by Connie Oswald Stofko
I recently got this question from a reader:
Hi Connie! Over here on Maynard, I just saw a possum. Is this something new for Eggertsville?
Ellyn K. Demler
Since I also live in this part of Amherst, this question was especially interesting to me. A few weeks ago, I saw a deer across the street from my house–the first I had seen in my neighborhood in 30 years–and now we have opossums?
I called John Farfaglia, extension educator with Cornell Cooperative Extension in Niagara County to find out what’s up with opossums.
Opossums are common
“Opossums live in a lot of different places, from rural to suburban and urban,” Farfaglia said. “They adapt quite well to being around people.”
Even if you have never seen one, they may be in your neighborhood, too.
“They’re mostly nocturnal, so people don’t tend to see them,” he explained.
Farfaglia saw one in his Niagara County yard. It was several years ago, at 1 or 2 in the morning. He couldn’t quite remember, but he may have let his dogs out. Then he saw a opossum climbing on his deck.

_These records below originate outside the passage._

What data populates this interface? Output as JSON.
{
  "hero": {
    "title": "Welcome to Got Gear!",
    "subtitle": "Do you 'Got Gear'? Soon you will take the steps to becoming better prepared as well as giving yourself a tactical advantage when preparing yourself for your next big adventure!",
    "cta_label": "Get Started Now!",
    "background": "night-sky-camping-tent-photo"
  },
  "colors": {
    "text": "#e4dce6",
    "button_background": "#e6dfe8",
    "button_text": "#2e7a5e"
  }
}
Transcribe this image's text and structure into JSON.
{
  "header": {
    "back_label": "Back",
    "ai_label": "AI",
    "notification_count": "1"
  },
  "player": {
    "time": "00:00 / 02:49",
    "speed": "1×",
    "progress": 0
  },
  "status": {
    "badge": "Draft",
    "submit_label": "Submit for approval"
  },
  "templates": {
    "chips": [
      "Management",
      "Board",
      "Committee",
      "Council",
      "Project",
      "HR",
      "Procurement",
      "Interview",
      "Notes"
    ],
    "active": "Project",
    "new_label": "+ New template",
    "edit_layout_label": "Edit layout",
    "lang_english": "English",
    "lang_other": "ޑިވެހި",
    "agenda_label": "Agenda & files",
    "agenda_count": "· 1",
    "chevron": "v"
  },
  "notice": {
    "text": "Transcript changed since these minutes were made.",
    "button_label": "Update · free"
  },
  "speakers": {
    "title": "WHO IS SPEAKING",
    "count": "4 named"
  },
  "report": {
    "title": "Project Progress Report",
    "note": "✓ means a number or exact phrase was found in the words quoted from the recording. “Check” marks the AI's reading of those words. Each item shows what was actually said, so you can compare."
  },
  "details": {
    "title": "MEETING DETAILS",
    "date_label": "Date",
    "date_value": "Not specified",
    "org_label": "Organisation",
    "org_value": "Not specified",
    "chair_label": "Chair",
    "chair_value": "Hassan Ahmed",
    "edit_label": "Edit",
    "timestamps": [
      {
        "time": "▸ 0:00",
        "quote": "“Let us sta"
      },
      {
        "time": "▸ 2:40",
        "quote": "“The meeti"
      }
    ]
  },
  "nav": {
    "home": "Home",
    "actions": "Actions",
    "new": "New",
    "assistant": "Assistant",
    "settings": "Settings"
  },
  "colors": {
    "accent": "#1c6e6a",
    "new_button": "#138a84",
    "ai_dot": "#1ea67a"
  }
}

“I haven’t seen once since,” he said.
People do call him about sightings of dead opossums at the side of the road that have been killed by cars.
“They’re probably more common than people think,” Farfaglia said.

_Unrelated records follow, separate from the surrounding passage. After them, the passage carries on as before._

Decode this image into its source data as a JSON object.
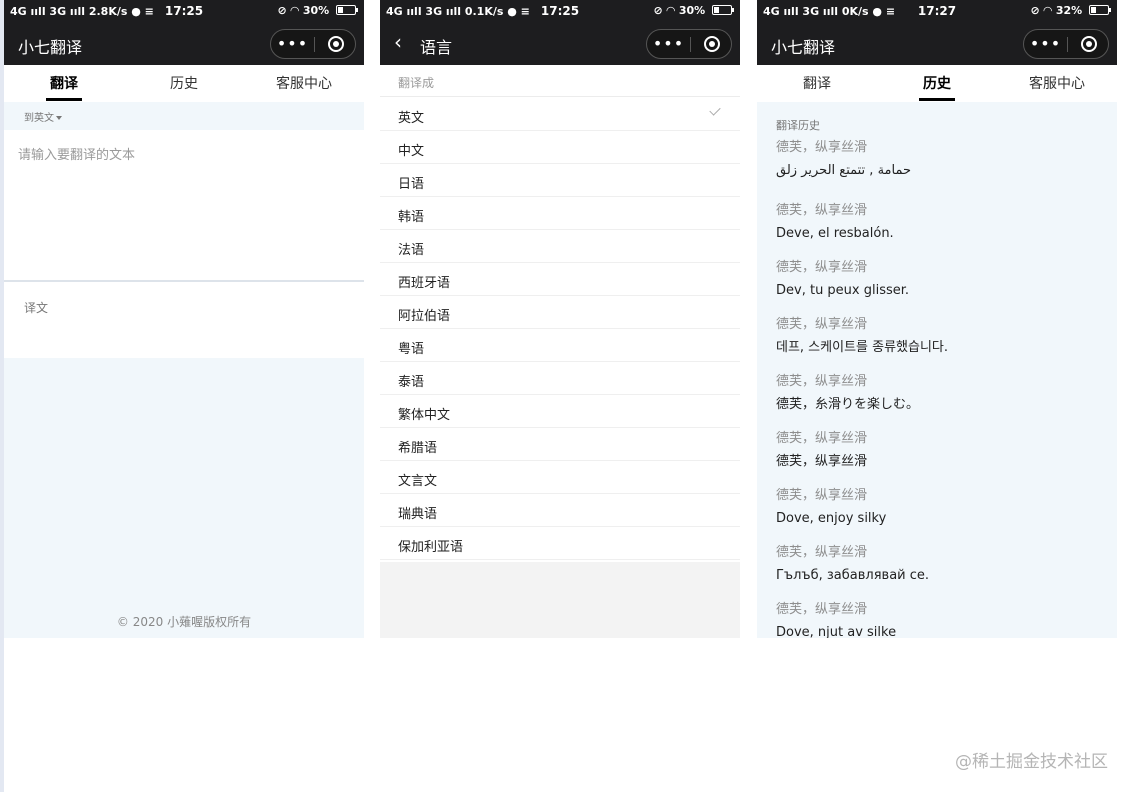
{
  "phone1": {
    "status": {
      "signal": "4G ııll 3G ııll 2.8K/s ● ≡",
      "time": "17:25",
      "battery_text": "30%",
      "battery_level": 0.3
    },
    "nav_title": "小七翻译",
    "tabs": [
      "翻译",
      "历史",
      "客服中心"
    ],
    "active_tab": 0,
    "target_lang": "到英文",
    "input_placeholder": "请输入要翻译的文本",
    "translation_label": "译文",
    "copyright": "© 2020 小薙喔版权所有"
  },
  "phone2": {
    "status": {
      "signal": "4G ııll 3G ııll 0.1K/s ● ≡",
      "time": "17:25",
      "battery_text": "30%",
      "battery_level": 0.3
    },
    "nav_title": "语言",
    "section_title": "翻译成",
    "languages": [
      "英文",
      "中文",
      "日语",
      "韩语",
      "法语",
      "西班牙语",
      "阿拉伯语",
      "粤语",
      "泰语",
      "繁体中文",
      "希腊语",
      "文言文",
      "瑞典语",
      "保加利亚语"
    ],
    "selected_language": "英文"
  },
  "phone3": {
    "status": {
      "signal": "4G ııll 3G ııll 0K/s ● ≡",
      "time": "17:27",
      "battery_text": "32%",
      "battery_level": 0.32
    },
    "nav_title": "小七翻译",
    "tabs": [
      "翻译",
      "历史",
      "客服中心"
    ],
    "active_tab": 1,
    "history_title": "翻译历史",
    "history": [
      {
        "source": "德芙，纵享丝滑",
        "result": "حمامة , تتمتع الحرير زلق"
      },
      {
        "source": "德芙，纵享丝滑",
        "result": "Deve, el resbalón."
      },
      {
        "source": "德芙，纵享丝滑",
        "result": "Dev, tu peux glisser."
      },
      {
        "source": "德芙，纵享丝滑",
        "result": "데프, 스케이트를 종류했습니다."
      },
      {
        "source": "德芙，纵享丝滑",
        "result": "德芙，糸滑りを楽しむ。"
      },
      {
        "source": "德芙，纵享丝滑",
        "result": "德芙，纵享丝滑"
      },
      {
        "source": "德芙，纵享丝滑",
        "result": "Dove, enjoy silky"
      },
      {
        "source": "德芙，纵享丝滑",
        "result": "Гълъб, забавлявай се."
      },
      {
        "source": "德芙，纵享丝滑",
        "result": "Dove, njut av silke"
      }
    ]
  },
  "watermark": "@稀土掘金技术社区"
}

Another reason you may not see opossums is that they are fairly nomadic, according to this document on the site of the New York State Department of Environmental Conservation.
“They may stay in one location for several days if the weather is bad,” Farfaglia said. “Typically, they move through an area in search of food and to find a location for cover. That’s probably why you won’t see them often. It’s unlikely that you will encounter them.”

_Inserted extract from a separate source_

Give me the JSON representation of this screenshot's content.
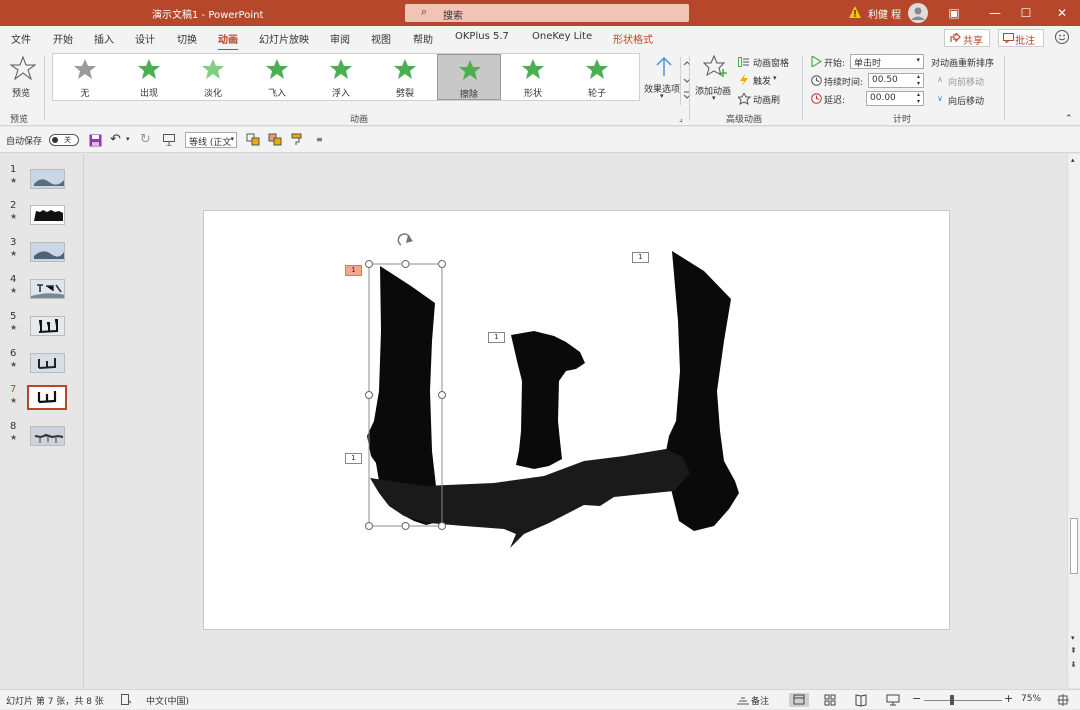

Opossums aren’t destructive; may be helpful
The opossum’s diet consists of insects, grubs and toads, Farfaglia said. They are also opportunistic animals, so they might eat some ripe fruit or vegetable they find on the ground.
They don’t chew bark like rabbits or mice do. That’s another reason that people don’t notice opossums– they don’t leave damage in their wake.
One reader noted that opossums can actually be good for your garden because they eat ticks, and ticks can transmit diseases to humans.
Opossums are good at grooming themselves and kill “more than 95 percent of the ticks that try to feed on them,” according to Rick Ostfeld, author of a book on Lyme disease ecology and a senior scientist at the Cary Institute of Ecosystem Studies. “So these opossums are walking around the forest floor, hoovering up ticks right and left, killing over 90 percent of these things, and so they are really protecting our health.”
Opossums shouldn’t be a nuisance, but if they are…
Opossums don’t damage our plants, they don’t stick around long and they can eat a lot of ticks as they go. They really shouldn’t be a nuisance.
Here’s the definition of a nuisance animal from the New York State Department of Environmental Conservation (DEC): A wild animal that may cause property damage, is perceived as a threat to human health or safety, or is persistent and perceived as an annoyance. Examples include a skunk or fox living under the porch or shed. If an animal is not causing any concern, for example, it is simply passing by, is observed only once or twice and does not cause any harm, then it should not be considered a nuisance.
If a opossum is bothering you, Fargaglia suggests that you make sure you don’t not leave food outside that is easily accessible to the animals. Don’t leave dishes of pet food outside. Don’t have birdseed around. Wait until morning to put your garbage out to the curb. If you’re not attracting the opossum with food, it will move along.
Trapping probably isn’t necessary, Farfaglia said.
Trapping can be done only if the opossum is a nuisance (see the definition at the top of this section). You personally aren’t allowed to trap and move the animal off your property, according to the DEC. If you need a wild animal removed from your property, contact a Nuisance Wildlife Control Operator.
Fun facts about opossums
Opossums are North America’s only marsupial, Farfaglia said. They are more closely related to kangaroos and koalas than to animals you find in your neighborhood.
Opossum is always spelled with an “o” at the beginning, but is that “o” pronounced? In Western New York, I’ve never heard the initial “o” pronounced. When I look on the Internet, some sites that I would trust say the “o” isn’t pronounced, but other sites that I would trust say it is pronounced. I give up. Say it however you like.